Canada, The Law of Armed Conflict at the Operational and Tactical Levels, Office of the Judge Advocate General, 13 August 2001, § 1223.1 and 1223.2.b.
In its chapter on non-international armed conflicts, the manual states:
It is forbidden to displace the civilian population for reasons connected with the conflict unless their security or imperative military reasons so demand.

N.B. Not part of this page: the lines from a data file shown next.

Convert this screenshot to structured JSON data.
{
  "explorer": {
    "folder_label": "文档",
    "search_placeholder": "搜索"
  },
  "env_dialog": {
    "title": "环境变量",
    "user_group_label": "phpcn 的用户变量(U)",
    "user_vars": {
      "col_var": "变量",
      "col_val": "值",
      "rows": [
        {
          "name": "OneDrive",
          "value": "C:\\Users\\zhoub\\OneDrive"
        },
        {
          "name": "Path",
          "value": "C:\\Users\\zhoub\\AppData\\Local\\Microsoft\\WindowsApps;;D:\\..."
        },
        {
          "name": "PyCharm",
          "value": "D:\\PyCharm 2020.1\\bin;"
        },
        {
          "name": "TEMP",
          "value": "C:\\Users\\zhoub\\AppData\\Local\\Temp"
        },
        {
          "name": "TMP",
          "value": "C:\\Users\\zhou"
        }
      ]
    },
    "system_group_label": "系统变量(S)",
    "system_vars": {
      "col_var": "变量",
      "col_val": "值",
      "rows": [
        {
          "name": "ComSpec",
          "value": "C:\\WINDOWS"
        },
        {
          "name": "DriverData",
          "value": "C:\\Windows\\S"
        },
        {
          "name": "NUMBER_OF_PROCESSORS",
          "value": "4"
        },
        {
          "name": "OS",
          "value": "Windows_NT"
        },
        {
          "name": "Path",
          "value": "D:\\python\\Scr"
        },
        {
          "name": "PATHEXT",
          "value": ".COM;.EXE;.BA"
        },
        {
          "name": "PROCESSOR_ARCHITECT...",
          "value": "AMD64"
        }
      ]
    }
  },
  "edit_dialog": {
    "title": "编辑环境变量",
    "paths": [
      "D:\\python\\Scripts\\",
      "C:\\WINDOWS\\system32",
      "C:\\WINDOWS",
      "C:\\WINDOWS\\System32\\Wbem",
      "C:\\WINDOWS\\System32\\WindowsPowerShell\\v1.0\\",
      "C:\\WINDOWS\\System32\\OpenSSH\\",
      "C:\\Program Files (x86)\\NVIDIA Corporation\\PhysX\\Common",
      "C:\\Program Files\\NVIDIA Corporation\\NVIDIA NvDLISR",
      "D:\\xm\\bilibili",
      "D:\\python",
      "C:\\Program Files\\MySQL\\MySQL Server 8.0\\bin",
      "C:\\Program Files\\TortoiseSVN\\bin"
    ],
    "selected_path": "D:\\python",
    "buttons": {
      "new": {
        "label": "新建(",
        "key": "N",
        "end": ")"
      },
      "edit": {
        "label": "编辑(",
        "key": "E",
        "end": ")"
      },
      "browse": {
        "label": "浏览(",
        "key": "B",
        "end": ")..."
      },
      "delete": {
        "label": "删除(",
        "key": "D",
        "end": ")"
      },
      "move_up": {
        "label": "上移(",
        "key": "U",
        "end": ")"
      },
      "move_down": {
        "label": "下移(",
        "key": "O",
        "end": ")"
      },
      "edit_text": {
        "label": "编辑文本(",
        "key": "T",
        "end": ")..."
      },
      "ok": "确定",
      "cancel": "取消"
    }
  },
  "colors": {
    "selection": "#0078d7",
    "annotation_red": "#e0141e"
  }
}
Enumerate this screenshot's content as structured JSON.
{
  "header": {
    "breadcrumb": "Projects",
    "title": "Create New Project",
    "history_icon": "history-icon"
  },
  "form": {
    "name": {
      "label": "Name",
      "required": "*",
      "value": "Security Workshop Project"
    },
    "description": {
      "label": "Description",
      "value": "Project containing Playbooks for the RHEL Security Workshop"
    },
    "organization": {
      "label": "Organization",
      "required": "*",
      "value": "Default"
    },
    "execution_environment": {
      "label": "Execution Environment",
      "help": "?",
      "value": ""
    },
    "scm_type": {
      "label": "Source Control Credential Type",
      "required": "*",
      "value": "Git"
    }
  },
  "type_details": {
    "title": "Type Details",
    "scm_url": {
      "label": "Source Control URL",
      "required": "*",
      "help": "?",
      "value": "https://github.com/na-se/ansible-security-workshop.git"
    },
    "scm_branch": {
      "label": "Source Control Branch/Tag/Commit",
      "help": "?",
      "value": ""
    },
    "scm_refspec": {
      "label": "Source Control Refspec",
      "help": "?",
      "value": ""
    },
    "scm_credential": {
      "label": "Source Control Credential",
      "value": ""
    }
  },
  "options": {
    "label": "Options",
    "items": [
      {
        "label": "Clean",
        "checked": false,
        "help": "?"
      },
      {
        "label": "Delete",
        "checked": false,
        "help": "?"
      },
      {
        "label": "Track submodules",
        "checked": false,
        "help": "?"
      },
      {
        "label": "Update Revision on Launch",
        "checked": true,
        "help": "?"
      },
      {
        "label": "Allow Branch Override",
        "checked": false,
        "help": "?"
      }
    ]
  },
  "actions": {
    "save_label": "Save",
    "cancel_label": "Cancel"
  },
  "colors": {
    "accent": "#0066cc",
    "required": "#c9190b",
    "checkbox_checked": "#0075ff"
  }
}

If they do have to be displaced, arrangements must be made, if possible, for their shelter, hygiene, health, safety and nutrition. 
Canada, The Law of Armed Conflict at the Operational and Tactical Levels, Office of the Judge Advocate General, 13 August 2001, § 1724.
Canada’s Crimes against Humanity and War Crimes Act (2000) provides that the war crimes defined in Article 8(2) of the 1998 ICC Statute are “crimes according to customary international law” and, as such, indictable offences under the Act. 
Canada, Crimes against Humanity and War Crimes Act, 2000, Section 4(1) and (4).
In 2013, in the Sapkota case, Canada’s Federal Court dismissed a request for review of a decision denying refugee protection to the applicant on grounds of complicity in crimes against humanity in Nepal between 1991 and 2009. While reviewing the submissions of the respondent, Canada’s Minister of Citizenship and Immigration, the Court stated: “The Respondent notes that the Rome Statute of the International Criminal Court … is endorsed in Canada as a source of customary law.” 
Canada, Federal Court, Sapkota case, Reasons for Judgment and Judgment, 15 July 2013, § 28.